January 21, 2020 by Adam Malik
The threat of a cyber incident was a distant concern for companies around the world just seven years ago. It ranked 15th back then on a list of major business concerns, according to the annual Allianz Risk Barometer report. Today, it tops the list.
Why? The growth of digital dependence has exploded, with high-profile incidents capturing the attention of leaders big and small, explains Linda Regner Dykeman, chief agent of Canada for Allianz Global Corporate & Specialty. Cyber incidents took over the top spot from business interruption, which slipped to second this year after a seven-year run on top.
“Technology has rapidly changed over those seven years; seven years ago, we weren’t as connected,” Regner Dykeman tells Canadian Underwriter. “We didn’t have as much of a reliance on technology that we do today. Technology itself is evolving rapidly so, therefore, the concern then becomes greater. As technology evolves and we have a heavier reliance on that particular tool or way of doing business, the concern around that business risk increased along with it.”
Regner Dykeman remembers back to a time when data breaches weren’t on anyone’s radar. It wasn’t until 2015 when a group calling itself The Impact Team stole user data from Ashley Madison, a website that billed itself as enabling extramarital affairs, in a data breach that affected more than 30 million people in 40-plus countries. That’s when cyber incidents hit the mainstream.

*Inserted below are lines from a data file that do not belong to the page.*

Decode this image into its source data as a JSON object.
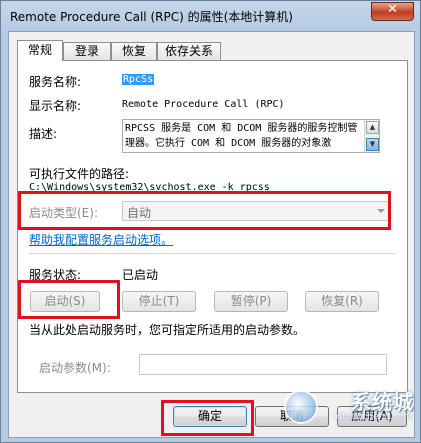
{
  "window": {
    "title": "Remote Procedure Call (RPC) 的属性(本地计算机)",
    "close_label": "✕"
  },
  "tabs": [
    {
      "label": "常规"
    },
    {
      "label": "登录"
    },
    {
      "label": "恢复"
    },
    {
      "label": "依存关系"
    }
  ],
  "general": {
    "service_name_label": "服务名称:",
    "service_name_value": "RpcSs",
    "display_name_label": "显示名称:",
    "display_name_value": "Remote Procedure Call (RPC)",
    "description_label": "描述:",
    "description_value": "RPCSS 服务是 COM 和 DCOM 服务器的服务控制管理器。它执行 COM 和 DCOM 服务器的对象激",
    "exe_path_label": "可执行文件的路径:",
    "exe_path_value": "C:\\Windows\\system32\\svchost.exe -k rpcss",
    "startup_type_label": "启动类型(E):",
    "startup_type_value": "自动",
    "help_link": "帮助我配置服务启动选项。",
    "status_label": "服务状态:",
    "status_value": "已启动",
    "start_button": "启动(S)",
    "stop_button": "停止(T)",
    "pause_button": "暂停(P)",
    "resume_button": "恢复(R)",
    "hint_text": "当从此处启动服务时，您可指定所适用的启动参数。",
    "start_params_label": "启动参数(M):",
    "start_params_value": ""
  },
  "footer": {
    "ok_button": "确定",
    "cancel_button": "取消",
    "apply_button": "应用(A)"
  },
  "watermark": {
    "text": "系统城",
    "sub": "xitongcheng.com"
  },
  "colors": {
    "highlight_box": "#e01020",
    "link": "#0066cc",
    "selection": "#3399ff"
  }
}
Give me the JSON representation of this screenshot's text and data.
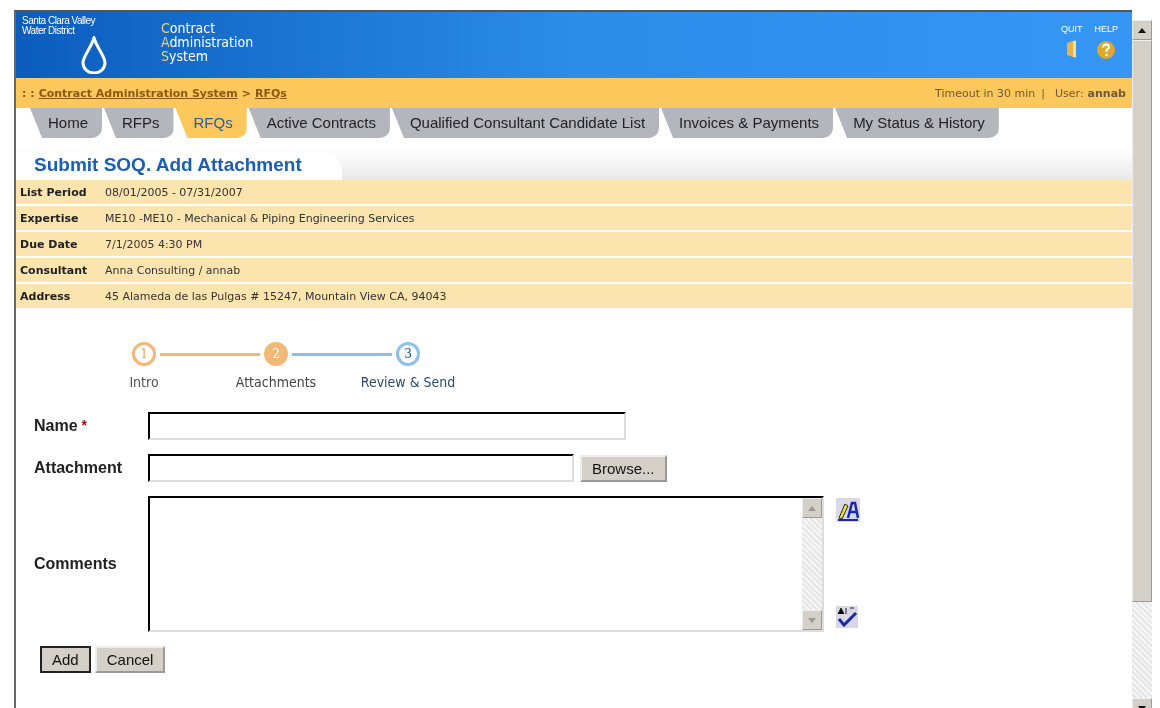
{
  "header": {
    "logo_lines": [
      "Santa Clara Valley",
      "Water District"
    ],
    "app_title_lines": [
      "Contract",
      "Administration",
      "System"
    ],
    "actions": [
      {
        "label": "QUIT",
        "kind": "quit"
      },
      {
        "label": "HELP",
        "kind": "help"
      }
    ]
  },
  "breadcrumb": {
    "prefix": ": :",
    "links": [
      "Contract Administration System",
      "RFQs"
    ],
    "separator": ">",
    "timeout": "Timeout in 30 min",
    "divider": "|",
    "user_label": "User:",
    "user": "annab"
  },
  "tabs": [
    {
      "label": "Home",
      "selected": false
    },
    {
      "label": "RFPs",
      "selected": false
    },
    {
      "label": "RFQs",
      "selected": true
    },
    {
      "label": "Active Contracts",
      "selected": false
    },
    {
      "label": "Qualified Consultant Candidate List",
      "selected": false
    },
    {
      "label": "Invoices & Payments",
      "selected": false
    },
    {
      "label": "My Status & History",
      "selected": false
    }
  ],
  "page_title": "Submit SOQ. Add Attachment",
  "details": [
    {
      "label": "List Period",
      "value": "08/01/2005 - 07/31/2007"
    },
    {
      "label": "Expertise",
      "value": "ME10 -ME10 - Mechanical & Piping Engineering Services"
    },
    {
      "label": "Due Date",
      "value": "7/1/2005 4:30 PM"
    },
    {
      "label": "Consultant",
      "value": "Anna Consulting / annab"
    },
    {
      "label": "Address",
      "value": "45 Alameda de las Pulgas # 15247, Mountain View CA, 94043"
    }
  ],
  "steps": [
    {
      "number": "1",
      "label": "Intro",
      "kind": "done"
    },
    {
      "number": "2",
      "label": "Attachments",
      "kind": "current"
    },
    {
      "number": "3",
      "label": "Review & Send",
      "kind": "upcoming"
    }
  ],
  "form": {
    "name_label": "Name",
    "required_mark": "*",
    "attachment_label": "Attachment",
    "browse_button": "Browse...",
    "comments_label": "Comments"
  },
  "buttons": [
    "Add",
    "Cancel"
  ]
}
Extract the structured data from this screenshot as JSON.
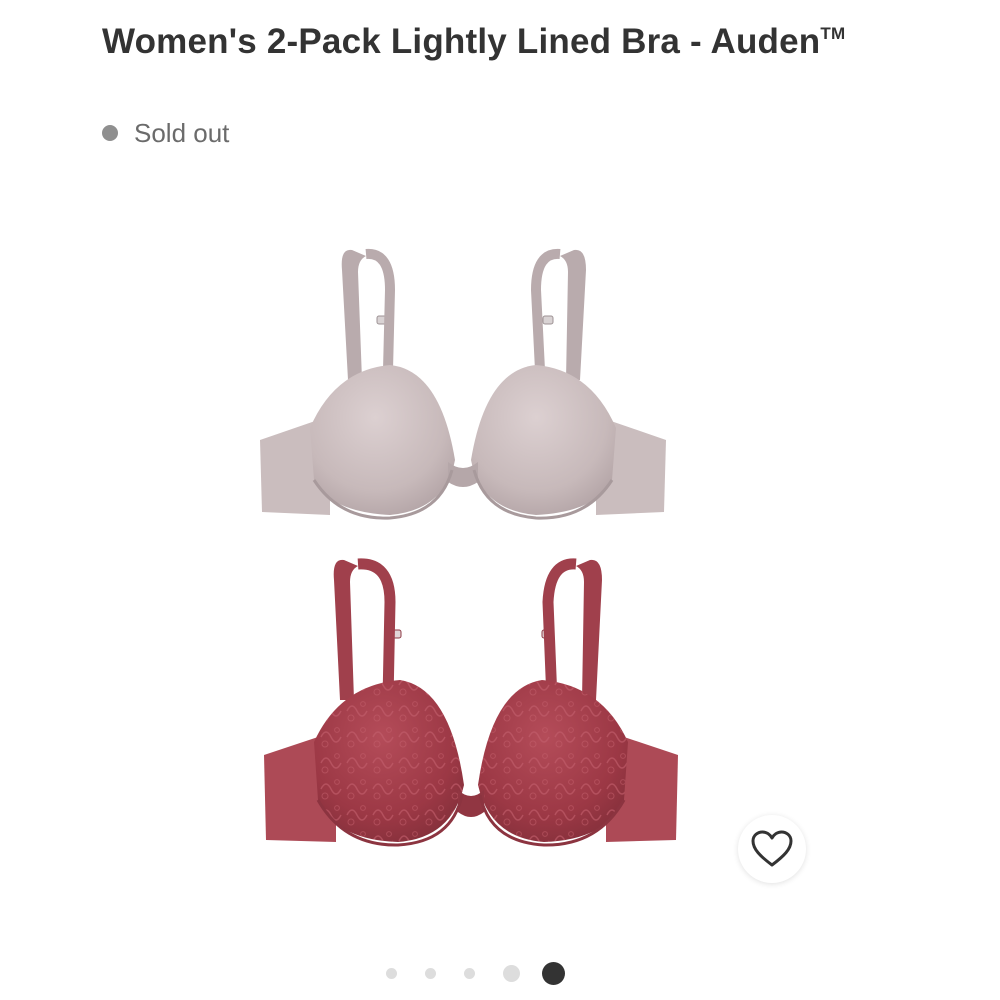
{
  "product": {
    "title": "Women's 2-Pack Lightly Lined Bra - Auden",
    "trademark": "TM",
    "status": "Sold out"
  },
  "colors": {
    "status_dot": "#8f8f8f",
    "bra_top": "#c9bcbd",
    "bra_bottom": "#a8434f",
    "active_dot": "#333333",
    "inactive_dot": "#dddddd"
  },
  "image": {
    "description_icon": "bra-two-pack-image"
  },
  "favorite": {
    "icon": "heart-icon"
  },
  "carousel": {
    "total": 5,
    "active_index": 5
  }
}
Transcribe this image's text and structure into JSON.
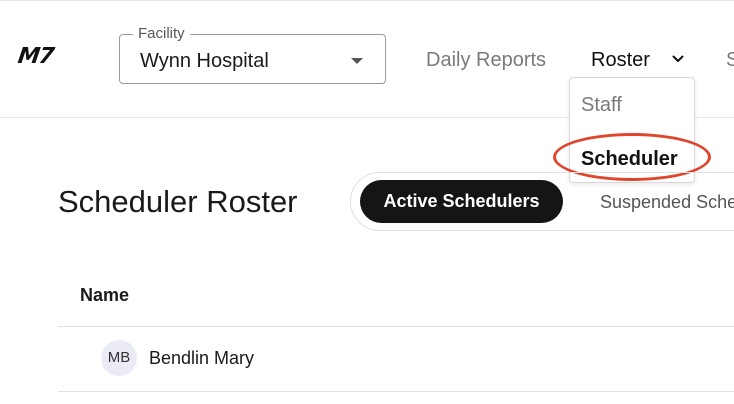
{
  "header": {
    "logo": "M7",
    "facility": {
      "label": "Facility",
      "value": "Wynn Hospital"
    },
    "nav": {
      "daily_reports": "Daily Reports",
      "roster": "Roster",
      "truncated_item": "S"
    }
  },
  "roster_menu": {
    "items": [
      "Staff",
      "Scheduler"
    ],
    "selected": "Scheduler"
  },
  "page": {
    "title": "Scheduler Roster",
    "tabs": {
      "active": "Active Schedulers",
      "inactive": "Suspended Schedulers"
    }
  },
  "table": {
    "columns": [
      "Name"
    ],
    "rows": [
      {
        "initials": "MB",
        "name": "Bendlin Mary"
      }
    ]
  },
  "colors": {
    "accent_ring": "#e0452b",
    "active_tab_bg": "#151515"
  }
}
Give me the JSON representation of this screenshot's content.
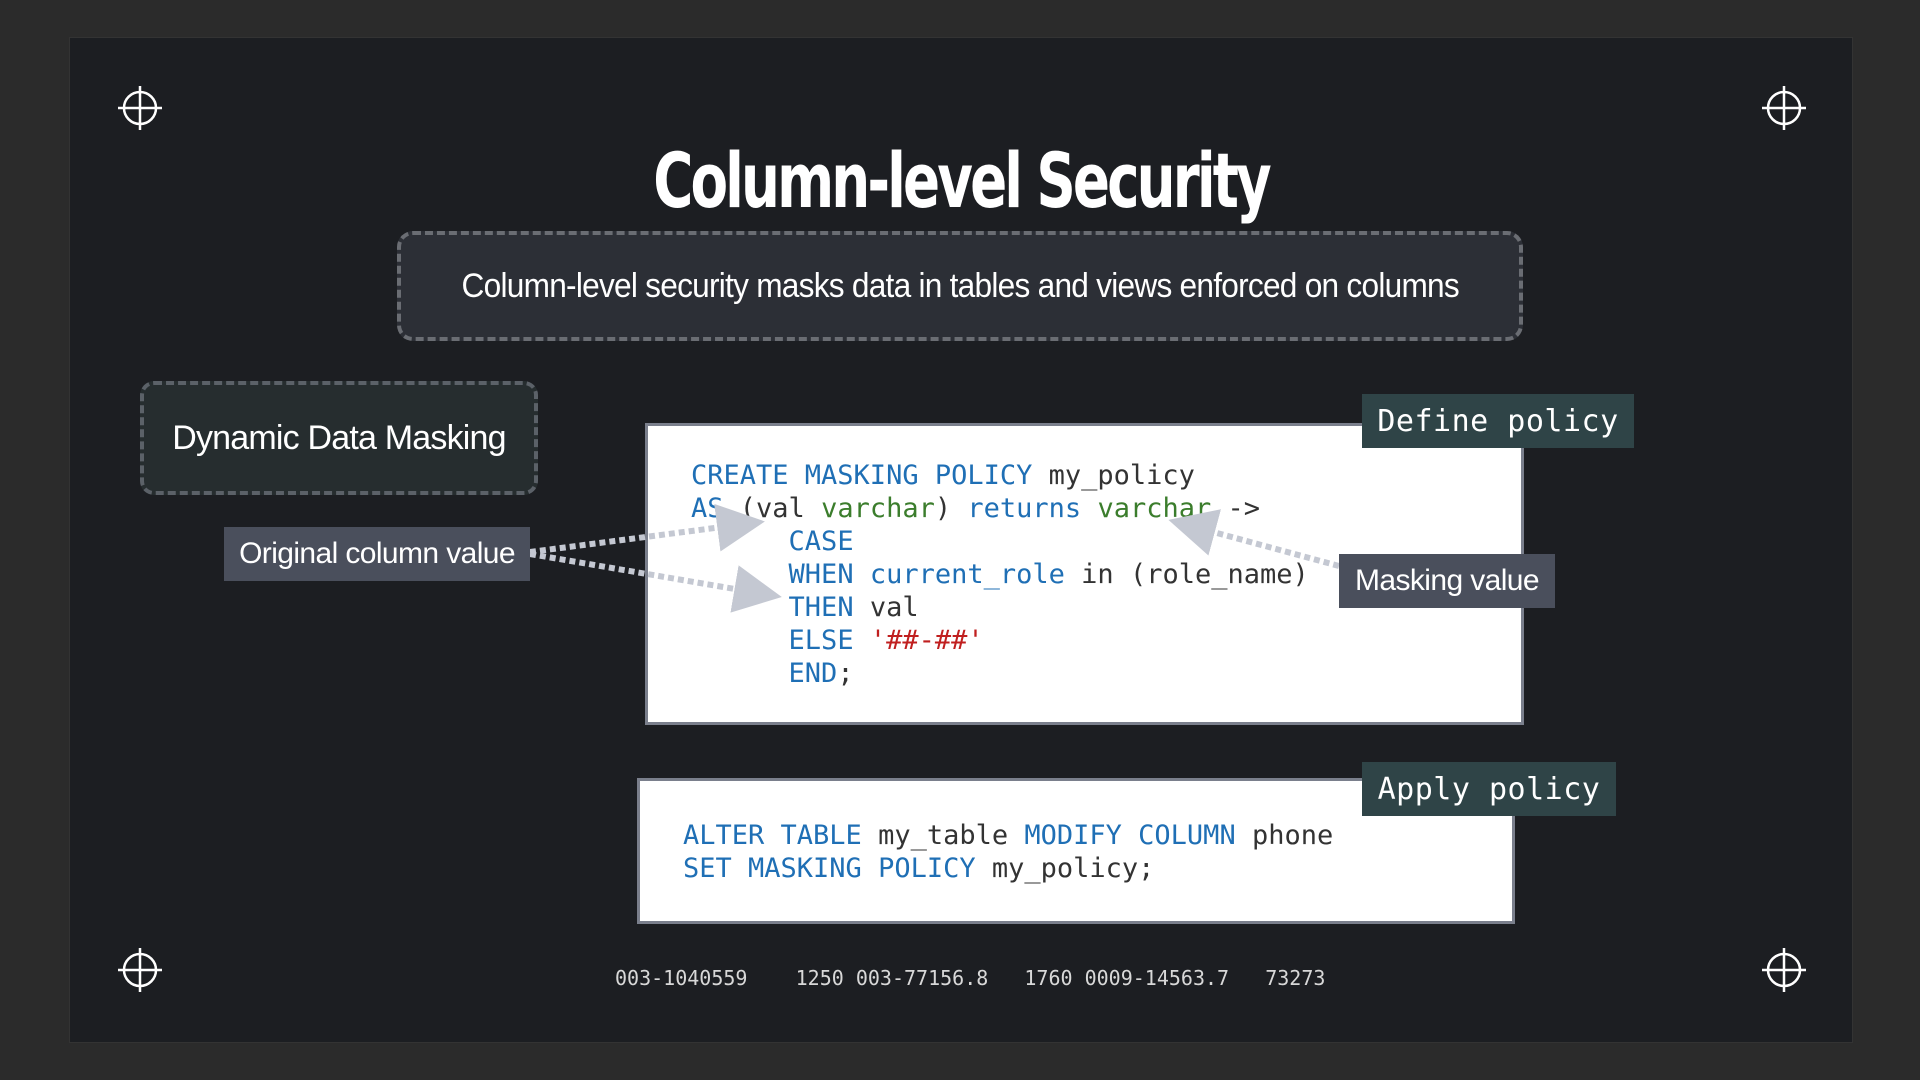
{
  "slide": {
    "title": "Column-level Security",
    "subtitle": "Column-level security masks data in tables and views enforced on columns",
    "feature_box": "Dynamic Data Masking",
    "labels": {
      "original": "Original column value",
      "masking": "Masking value"
    },
    "define": {
      "tag": "Define policy",
      "code": {
        "l1_kw": "CREATE MASKING POLICY",
        "l1_tx": " my_policy",
        "l2_kw1": "AS",
        "l2_tx1": " (val ",
        "l2_ty1": "varchar",
        "l2_tx2": ") ",
        "l2_kw2": "returns",
        "l2_tx3": " ",
        "l2_ty2": "varchar",
        "l2_tx4": " ->",
        "l3_kw": "CASE",
        "l4_kw": "WHEN",
        "l4_tx1": " ",
        "l4_fn": "current_role",
        "l4_tx2": " in (role_name)",
        "l5_kw": "THEN",
        "l5_tx": " val",
        "l6_kw": "ELSE",
        "l6_tx": " ",
        "l6_str": "'##-##'",
        "l7_kw": "END",
        "l7_tx": ";"
      }
    },
    "apply": {
      "tag": "Apply policy",
      "code": {
        "l1_kw1": "ALTER TABLE",
        "l1_tx1": " my_table ",
        "l1_kw2": "MODIFY COLUMN",
        "l1_tx2": " phone",
        "l2_kw": "SET MASKING POLICY",
        "l2_tx": " my_policy;"
      }
    },
    "footer_numbers": "003-1040559    1250 003-77156.8   1760 0009-14563.7   73273"
  },
  "colors": {
    "background": "#1c1e22",
    "keyword": "#1f6fb5",
    "type": "#3b7d2c",
    "string": "#c01f1f",
    "tag_bg": "#2f4447",
    "label_bg": "#4a4f5c"
  }
}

Nowadays, people are shopping online more, so more data is being collected online. Companies are doing more of their business virtually as well. “You can’t do business without a computer system,” says Regner Dykeman. “As you automate more, use technology more, and gather more data, you’re connected with individuals; you do online business; people shop and buy from you online; and the cyber risk becomes greater. There’s more of an onus on companies that collect private information to keep, retain, and protect that information.”
It’s always a challenge to keep up with cybercriminals, who are always one step ahead, Regner Dykeman adds. “They know what we’re doing and find ways to crack [our security codes] and get the data they need to commit crimes. These incidents are becoming more frequent. Businesses are looking at it and saying, ‘Well if Desjardins, Capital One, and Marriott can be compromised, certainly I can be.’”
Ransomware demands have also escalated, she points out. Years ago, cybercriminals may have been happy with a five-figure payoff; now, that number has climbed to hundreds of thousands – if not millions – of dollars. Insuring such a risk has become necessary.
“The cost of cyber breaches has also escalated, and they’re going to continue to increase as regulation widens in scope,” Regner Dykeman predicts. “Class actions are becoming more common; they have an impact on the cost of dealing with the breach. Cost of the incident escalates further with the business interruption they cause.
“If a cybercriminal shuts you down, now you’re shut down for days, weeks, months. You’ve got a huge business interruption exposure – you can’t do business. You can’t sell your product; potentially, you can’t receive component parts from other countries. If someone shuts you down, you’re unable to order the parts you need to manufacture your product or do business globally as well.”